> [Task material]

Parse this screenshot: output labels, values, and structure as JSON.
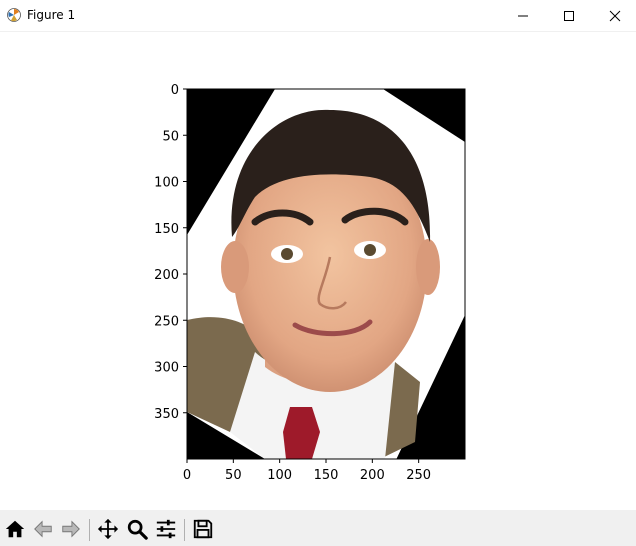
{
  "window": {
    "title": "Figure 1",
    "controls": [
      "minimize",
      "maximize",
      "close"
    ]
  },
  "figure": {
    "image_description_icon": "face-photo",
    "image_width": 300,
    "image_height": 400
  },
  "axes": {
    "x_ticks": [
      "0",
      "50",
      "100",
      "150",
      "200",
      "250"
    ],
    "x_values": [
      0,
      50,
      100,
      150,
      200,
      250
    ],
    "y_ticks": [
      "0",
      "50",
      "100",
      "150",
      "200",
      "250",
      "300",
      "350"
    ],
    "y_values": [
      0,
      50,
      100,
      150,
      200,
      250,
      300,
      350
    ],
    "xlim": [
      0,
      300
    ],
    "ylim": [
      400,
      0
    ]
  },
  "toolbar": {
    "buttons": [
      {
        "name": "home-icon",
        "tooltip": "Reset original view"
      },
      {
        "name": "back-icon",
        "tooltip": "Back"
      },
      {
        "name": "forward-icon",
        "tooltip": "Forward"
      },
      {
        "name": "pan-icon",
        "tooltip": "Pan"
      },
      {
        "name": "zoom-icon",
        "tooltip": "Zoom"
      },
      {
        "name": "configure-subplots-icon",
        "tooltip": "Configure subplots"
      },
      {
        "name": "save-icon",
        "tooltip": "Save"
      }
    ]
  }
}
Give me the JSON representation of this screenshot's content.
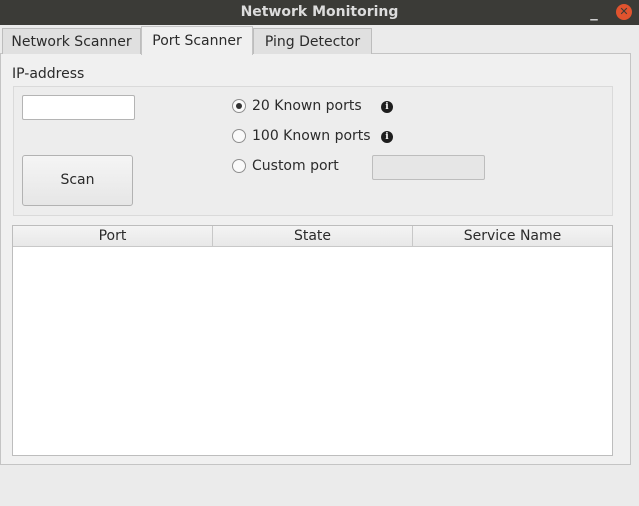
{
  "window": {
    "title": "Network Monitoring",
    "minimize_glyph": "_",
    "close_glyph": "✕"
  },
  "tabs": [
    {
      "label": "Network Scanner",
      "active": false
    },
    {
      "label": "Port Scanner",
      "active": true
    },
    {
      "label": "Ping Detector",
      "active": false
    }
  ],
  "port_scanner": {
    "ip_label": "IP-address",
    "ip_value": "",
    "scan_label": "Scan",
    "options": [
      {
        "label": "20 Known ports",
        "checked": true,
        "info_icon": "info-icon"
      },
      {
        "label": "100 Known ports",
        "checked": false,
        "info_icon": "info-icon"
      },
      {
        "label": "Custom port",
        "checked": false
      }
    ],
    "custom_port_value": ""
  },
  "results_table": {
    "columns": [
      "Port",
      "State",
      "Service Name"
    ],
    "rows": []
  },
  "colors": {
    "titlebar": "#3b3b37",
    "close_button": "#e0532e",
    "window_bg": "#ebebeb"
  }
}
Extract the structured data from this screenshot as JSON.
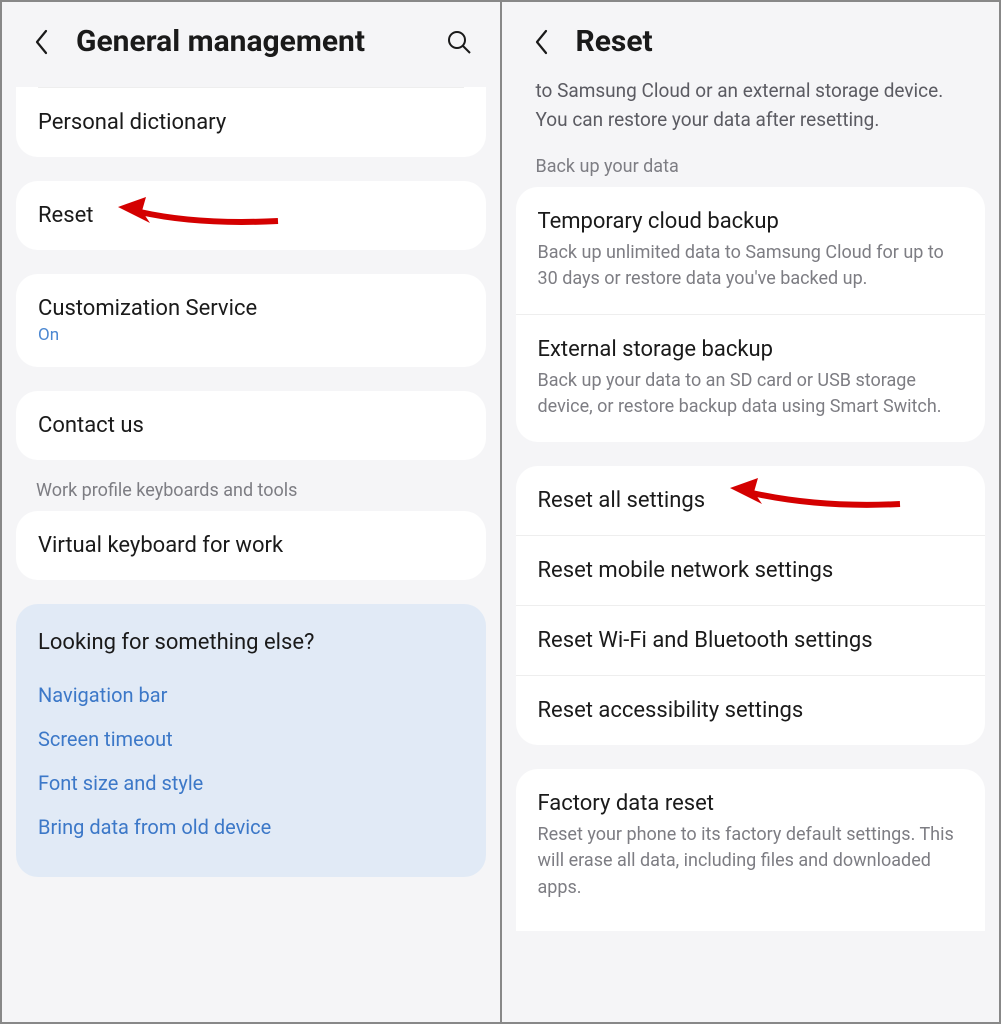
{
  "left": {
    "title": "General management",
    "items": {
      "personal_dictionary": "Personal dictionary",
      "reset": "Reset",
      "customization_service": "Customization Service",
      "customization_status": "On",
      "contact_us": "Contact us"
    },
    "work_section_label": "Work profile keyboards and tools",
    "work_item": "Virtual keyboard for work",
    "looking": {
      "title": "Looking for something else?",
      "links": [
        "Navigation bar",
        "Screen timeout",
        "Font size and style",
        "Bring data from old device"
      ]
    }
  },
  "right": {
    "title": "Reset",
    "intro": "to Samsung Cloud or an external storage device. You can restore your data after resetting.",
    "backup_label": "Back up your data",
    "backup_items": [
      {
        "title": "Temporary cloud backup",
        "desc": "Back up unlimited data to Samsung Cloud for up to 30 days or restore data you've backed up."
      },
      {
        "title": "External storage backup",
        "desc": "Back up your data to an SD card or USB storage device, or restore backup data using Smart Switch."
      }
    ],
    "reset_items": [
      "Reset all settings",
      "Reset mobile network settings",
      "Reset Wi-Fi and Bluetooth settings",
      "Reset accessibility settings"
    ],
    "factory": {
      "title": "Factory data reset",
      "desc": "Reset your phone to its factory default settings. This will erase all data, including files and downloaded apps."
    }
  }
}
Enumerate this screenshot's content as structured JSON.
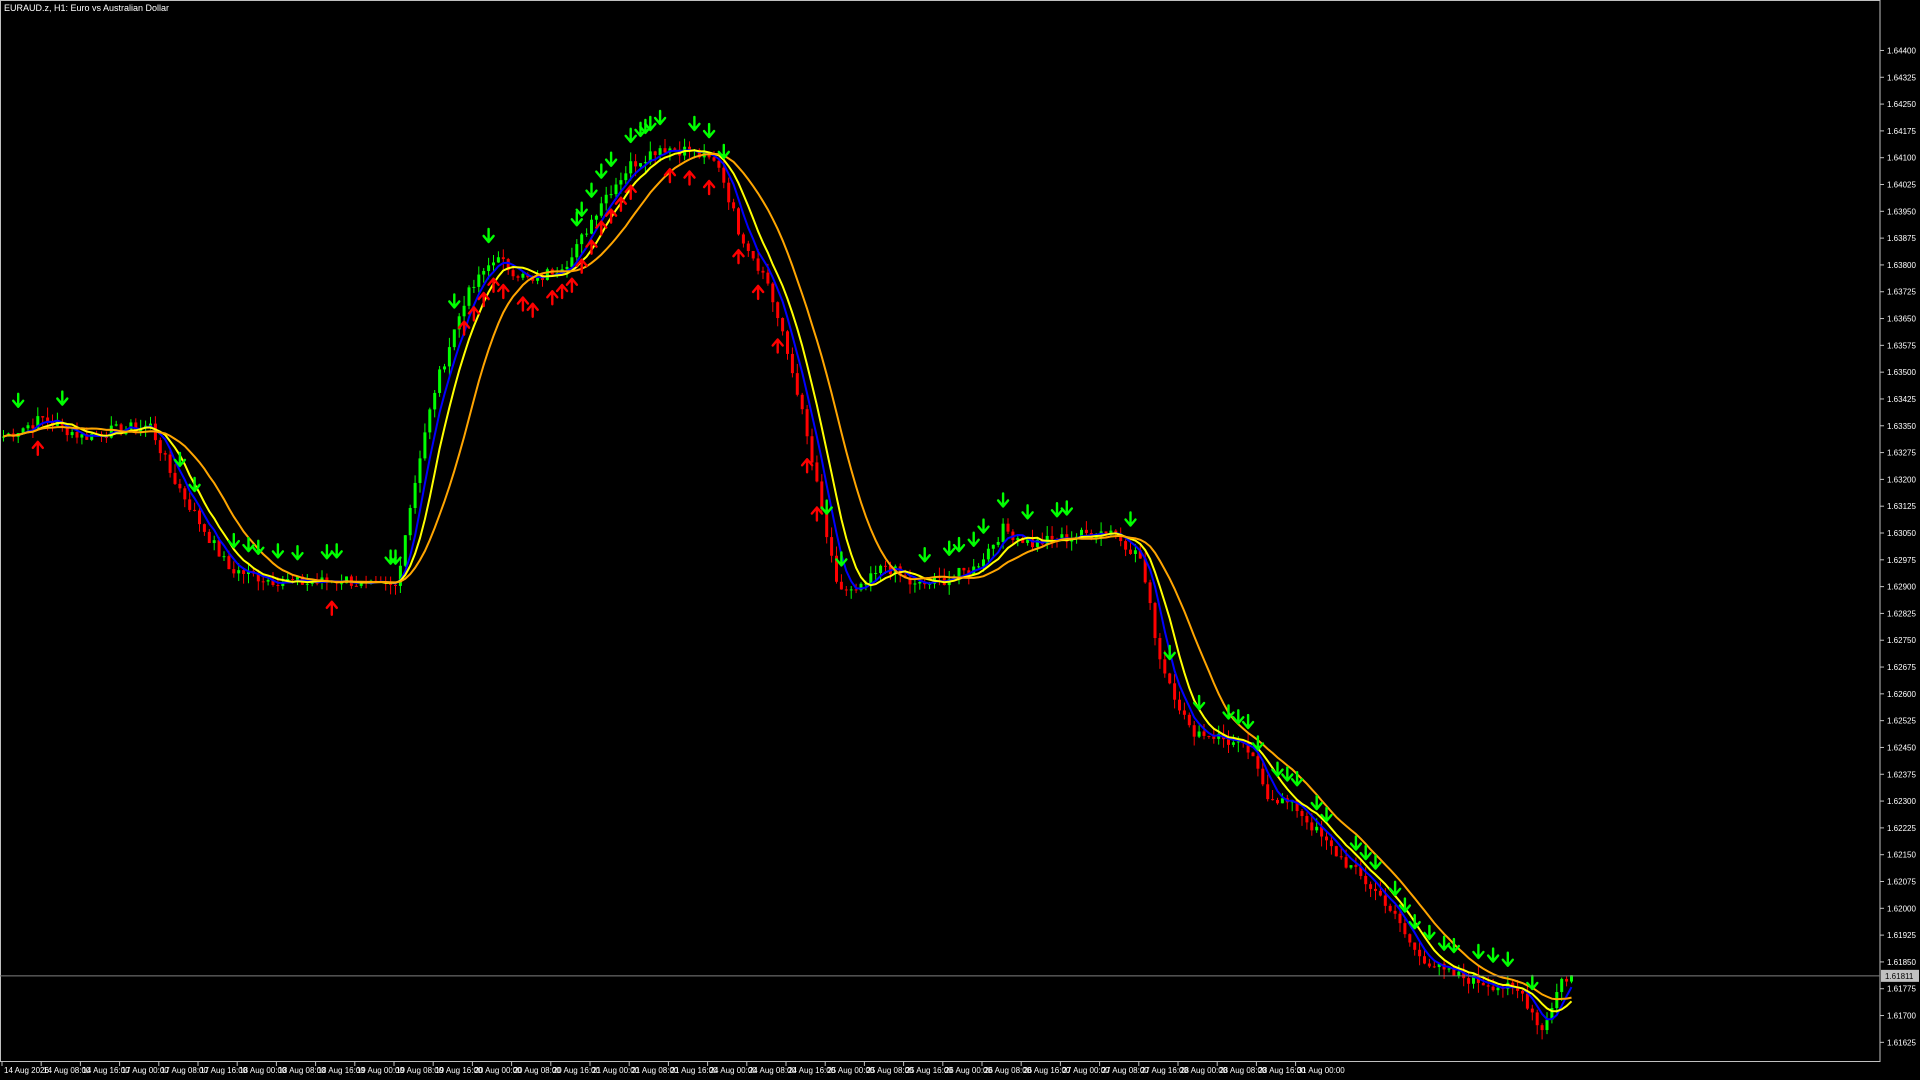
{
  "chart_title": "EURAUD.z, H1:  Euro vs Australian Dollar",
  "colors": {
    "background": "#000000",
    "frame": "#c0c0c0",
    "bull_candle": "#00ff00",
    "bear_candle": "#ff0000",
    "ma_fast": "#0000ff",
    "ma_mid": "#ffff00",
    "ma_slow": "#ffa500",
    "arrow_up": "#ff0000",
    "arrow_down": "#00ff00",
    "price_line": "#808080",
    "price_tag_bg": "#c0c0c0"
  },
  "chart_data": {
    "type": "candlestick",
    "symbol": "EURAUD.z",
    "timeframe": "H1",
    "description": "Euro vs Australian Dollar",
    "current_price": "1.61811",
    "ylim": [
      1.6157,
      1.6453
    ],
    "y_ticks": [
      "1.64400",
      "1.64325",
      "1.64250",
      "1.64175",
      "1.64100",
      "1.64025",
      "1.63950",
      "1.63875",
      "1.63800",
      "1.63725",
      "1.63650",
      "1.63575",
      "1.63500",
      "1.63425",
      "1.63350",
      "1.63275",
      "1.63200",
      "1.63125",
      "1.63050",
      "1.62975",
      "1.62900",
      "1.62825",
      "1.62750",
      "1.62675",
      "1.62600",
      "1.62525",
      "1.62450",
      "1.62375",
      "1.62300",
      "1.62225",
      "1.62150",
      "1.62075",
      "1.62000",
      "1.61925",
      "1.61850",
      "1.61775",
      "1.61700",
      "1.61625"
    ],
    "x_ticks": [
      "14 Aug 2026",
      "14 Aug 08:00",
      "14 Aug 16:00",
      "17 Aug 00:00",
      "17 Aug 08:00",
      "17 Aug 16:00",
      "18 Aug 00:00",
      "18 Aug 08:00",
      "18 Aug 16:00",
      "19 Aug 00:00",
      "19 Aug 08:00",
      "19 Aug 16:00",
      "20 Aug 00:00",
      "20 Aug 08:00",
      "20 Aug 16:00",
      "21 Aug 00:00",
      "21 Aug 08:00",
      "21 Aug 16:00",
      "24 Aug 00:00",
      "24 Aug 08:00",
      "24 Aug 16:00",
      "25 Aug 00:00",
      "25 Aug 08:00",
      "25 Aug 16:00",
      "26 Aug 00:00",
      "26 Aug 08:00",
      "26 Aug 16:00",
      "27 Aug 00:00",
      "27 Aug 08:00",
      "27 Aug 16:00",
      "28 Aug 00:00",
      "28 Aug 08:00",
      "28 Aug 16:00",
      "31 Aug 00:00"
    ],
    "x_tick_bar_step": 8,
    "close_path": [
      [
        0,
        1.6332
      ],
      [
        8,
        1.6337
      ],
      [
        16,
        1.6332
      ],
      [
        24,
        1.6334
      ],
      [
        30,
        1.6335
      ],
      [
        34,
        1.6322
      ],
      [
        40,
        1.6308
      ],
      [
        46,
        1.6295
      ],
      [
        54,
        1.6292
      ],
      [
        62,
        1.6291
      ],
      [
        70,
        1.6292
      ],
      [
        74,
        1.629
      ],
      [
        80,
        1.629
      ],
      [
        84,
        1.632
      ],
      [
        88,
        1.6345
      ],
      [
        94,
        1.637
      ],
      [
        100,
        1.6382
      ],
      [
        108,
        1.6375
      ],
      [
        116,
        1.6382
      ],
      [
        122,
        1.6398
      ],
      [
        128,
        1.6408
      ],
      [
        134,
        1.6413
      ],
      [
        140,
        1.6412
      ],
      [
        146,
        1.6408
      ],
      [
        150,
        1.639
      ],
      [
        156,
        1.6375
      ],
      [
        162,
        1.6345
      ],
      [
        166,
        1.6318
      ],
      [
        170,
        1.629
      ],
      [
        174,
        1.6288
      ],
      [
        180,
        1.6296
      ],
      [
        186,
        1.629
      ],
      [
        192,
        1.6292
      ],
      [
        198,
        1.6295
      ],
      [
        204,
        1.6306
      ],
      [
        210,
        1.6302
      ],
      [
        218,
        1.6304
      ],
      [
        226,
        1.6306
      ],
      [
        232,
        1.6298
      ],
      [
        236,
        1.627
      ],
      [
        242,
        1.625
      ],
      [
        248,
        1.6248
      ],
      [
        254,
        1.6244
      ],
      [
        258,
        1.6232
      ],
      [
        264,
        1.6228
      ],
      [
        270,
        1.6218
      ],
      [
        276,
        1.621
      ],
      [
        282,
        1.6202
      ],
      [
        288,
        1.6188
      ],
      [
        294,
        1.6182
      ],
      [
        300,
        1.618
      ],
      [
        306,
        1.6178
      ],
      [
        310,
        1.6176
      ],
      [
        314,
        1.6166
      ],
      [
        318,
        1.618
      ],
      [
        320,
        1.6181
      ]
    ],
    "signals": {
      "down_arrow_bars": [
        3,
        12,
        36,
        39,
        47,
        50,
        52,
        56,
        60,
        66,
        68,
        79,
        80,
        92,
        99,
        117,
        118,
        120,
        122,
        124,
        128,
        130,
        131,
        132,
        134,
        141,
        144,
        147,
        168,
        171,
        188,
        193,
        195,
        198,
        200,
        204,
        209,
        215,
        217,
        230,
        238,
        244,
        250,
        252,
        254,
        256,
        260,
        262,
        264,
        268,
        270,
        276,
        278,
        280,
        284,
        286,
        288,
        291,
        294,
        296,
        301,
        304,
        307,
        312
      ],
      "up_arrow_bars": [
        7,
        67,
        94,
        96,
        98,
        100,
        102,
        106,
        108,
        112,
        114,
        116,
        118,
        120,
        122,
        124,
        126,
        128,
        136,
        140,
        144,
        150,
        154,
        158,
        164,
        166
      ]
    }
  }
}
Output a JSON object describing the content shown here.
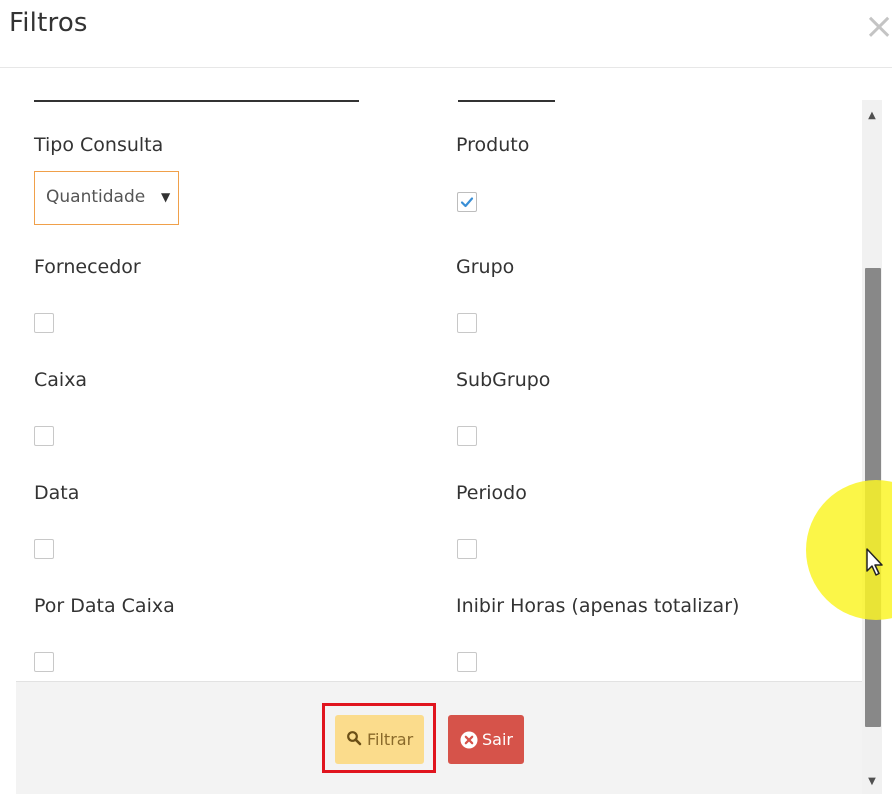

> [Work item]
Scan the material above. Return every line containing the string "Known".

> [Result]
        "label": "20 Known ports",
        "label": "100 Known ports",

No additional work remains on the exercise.